Education Secretary Betsy DeVos says she is ''committed to working with everyone and anyone... with those who supported my nomination and those who did not'' after a tie-breaking vote to confirm her Cabinet position. Rough Cut (no reporter narration).

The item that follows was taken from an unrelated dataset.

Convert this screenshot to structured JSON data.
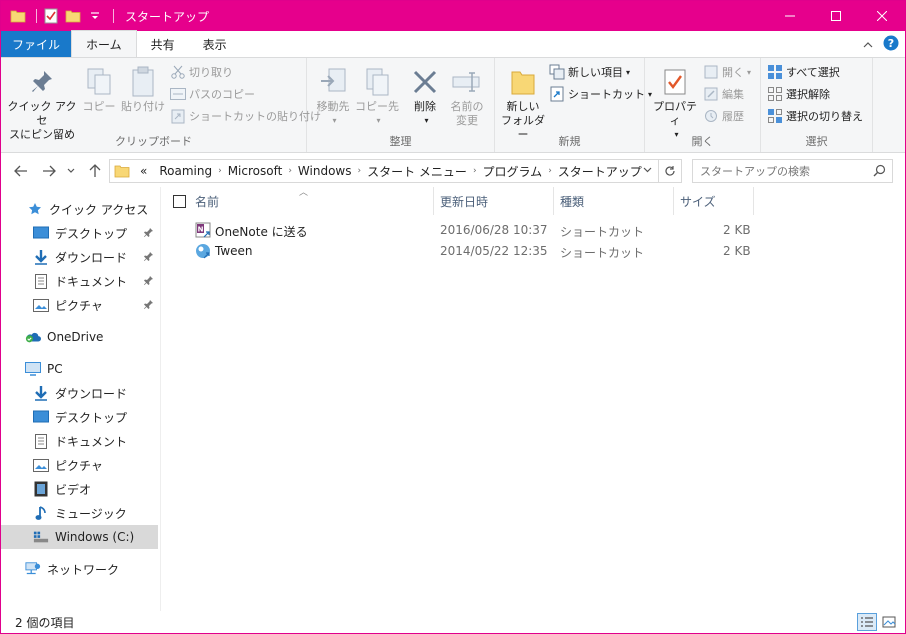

ROUGH CUT (NO REPORTER NARRATION) STORY: Newly sworn-in Education Secretary Betsy DeVos addressed her new staff at the Education Department in Washington, D.C., on Wednesday (February 8). "I'm committed to working with everyone and anyone, from every corner of the country, from every walk of life, from every background and with those who supported my nomination and those who did not, to protect strengthen and create new world class education opportunities for America's students," said DeVos. President Donald Trump's choice of billionaire DeVos to be education secretary was confirmed by the U.S. Senate on Tuesday, but only after Vice President Mike Pence was called in to break a tie that threatened to defeat her. The tie-breaking vote, which Senate officials said was unprecedented to confirm a Cabinet nominee, followed an all-night debate on DeVos as Senate Democrats tried to pressure at least one more Republican to oppose her and defeat the nomination. Only two Republicans joined the 46 Democrats and two independents in opposition to DeVos. Critics have called her unprepared to lead the Department of Education after a rocky Senate confirmation hearing. Senate Democratic leader Chuck Schumer immediately derided the proceeding. "This cabinet nom is so unqualified, so divisive, that @MikePenceVP had to drive down Pennsylvania Ave to cast the deciding vote," he wrote in a Twitter post after the vote. Under the U.S. Constitution, the vice president also serves as president of the Senate, with the power to cast votes only when there are ties on nominations or legislation.